Everything I Never Told You by Celeste Ng | “Lydia is dead. But they don’t know this yet.” So begins this exquisite novel about a Chinese American family living in 1970s small-town Ohio. Lydia is the favorite child of Marilyn and James Lee, and her parents are determined that she will fulfill the dreams they were unable to pursue. But when Lydia’s body is found in the local lake, the delicate balancing act that has been keeping the Lee family together is destroyed, tumbling them into chaos. A profoundly moving story of family, secrets, and longing, Everything I Never Told You is both a gripping page-turner and a sensitive family portrait, uncovering the ways in which mothers and daughters, fathers and sons, and husbands and wives struggle, all their lives, to understand one another.
This book snuck up on me and I didn’t realize how affected I was until it was nearly over. Each member of Lee family became my favorite as they took turns sharing their perspective. Again and again, around and around, I found myself sympathizing and understanding and wishing they were better at communicating with each other. Honestly, this book really broke my heart, so if you decide to read it, I’d advise you to grab some tissues beforehand.

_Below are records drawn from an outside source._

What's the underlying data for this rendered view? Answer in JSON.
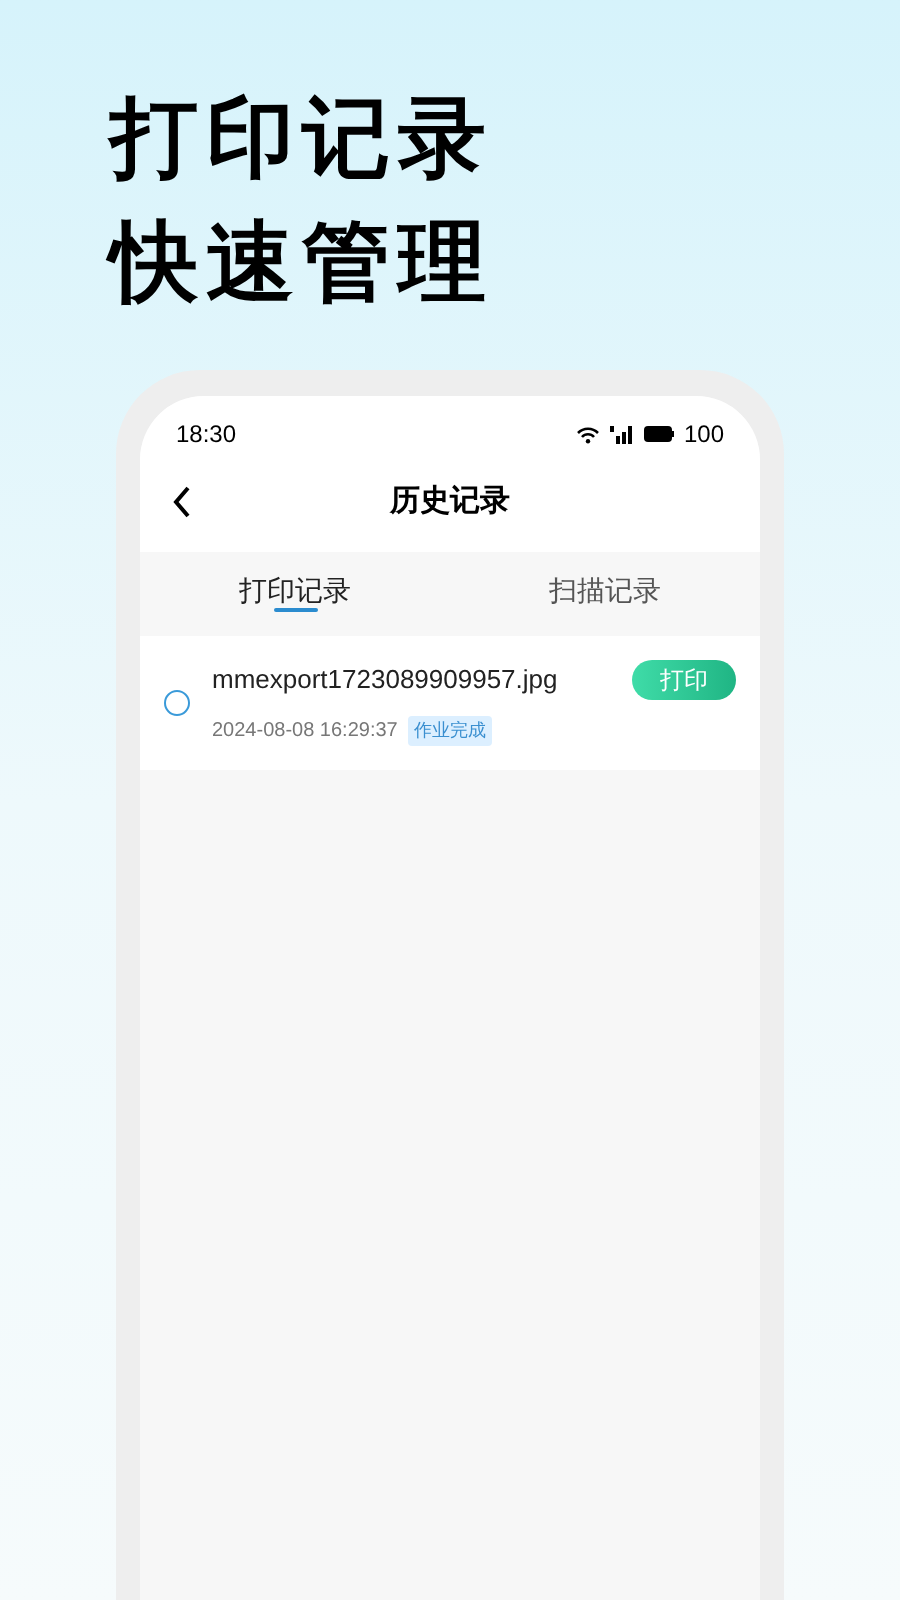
{
  "headline": [
    "打印记录",
    "快速管理"
  ],
  "status_bar": {
    "time": "18:30",
    "battery": "100"
  },
  "header": {
    "title": "历史记录"
  },
  "tabs": [
    {
      "label": "打印记录",
      "selected": true
    },
    {
      "label": "扫描记录",
      "selected": false
    }
  ],
  "records": [
    {
      "file": "mmexport1723089909957.jpg",
      "time": "2024-08-08 16:29:37",
      "status": "作业完成",
      "checked": false,
      "action": "打印"
    }
  ]
}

The Sculptor by Scott McCloud | David Smith is giving his life for his art—literally. Thanks to a deal with Death, the young sculptor gets his childhood wish: to sculpt anything he can imagine with his bare hands. But now that he only has 200 days to live, deciding what to create is harder than he thought, and discovering the love of his life at the 11th hour isn’t making it any easier.
I haven’t read many graphic novels. Actually, this is one of only a handful that I have read total, and one of only two I read last year (the other being Saga.) I was moved by The Sculptor more than most of the stories I’ve read recently, and anything that moves me will likely leave me recommending them to anyone within earshot.
The Sculptor is about a guy who is struggling to become someone great. He wants to make great work, and he wants to be recognized as Someone Who Makes Great Work. Many people will tell you that creative work should be done for its own sake, and while I definitely agree, I can also admit that sometimes I only wish that were the whole truth. For many, respect and earning a living and achieving celebrity are also important aspects of creative ambitions. This book gave me a lot to think about in that regard. But, as per usual, I’m also a sucker for a love story, and the love-tinged, tragic plot line is what drew me to this story in the first place. Boy has dream. Boy makes deal with death to achieve dream. Boy meets girl. Boy regrets said deal instantly. Hijinks ensue. I really loved this book.
The Girl With All the Gifts by M.R. Carey | Melanie is a very special girl. Dr. Caldwell calls her “our little genius.” Every morning, Melanie waits in her cell to be collected for class. When they come for her, Sergeant Parks keeps his gun pointing at her while two of his people strap her into the wheelchair. She thinks they don’t like her. She jokes that she won’t bite, but they don’t laugh. Melanie loves school. She loves learning about spelling and sums and the world outside the classroom and the children’s cells. She tells her favorite teacher all the things she’ll do when she grows up. Melanie doesn’t know why this makes Miss Justineau look sad.
The less you know about this book, the better, so I won’t say much except that I absolutely devoured it.
All My Puny Sorrows by Miriam Toews | Elf and Yoli are sisters. While on the surface Elfrieda’s is an enviable life (she’s a world-renowned pianist, glamorous, wealthy, and happily married) and Yolandi’s a mess (she’s divorced and broke, with two teenagers growing up too quickly), they are fiercely close—raised in a Mennonite household and sharing the hardship of Elf’s desire to end her own life. After Elf’s latest attempt, Yoli must quickly determine how to keep her family from falling apart, how to keep her own heart from breaking, and what it means to love someone who wants to die.
This is my favorite book that I read in 2015. If you’ve ever grieved someone who has taken their own life, I implore you to read this beautiful story.
What books have you loved lately?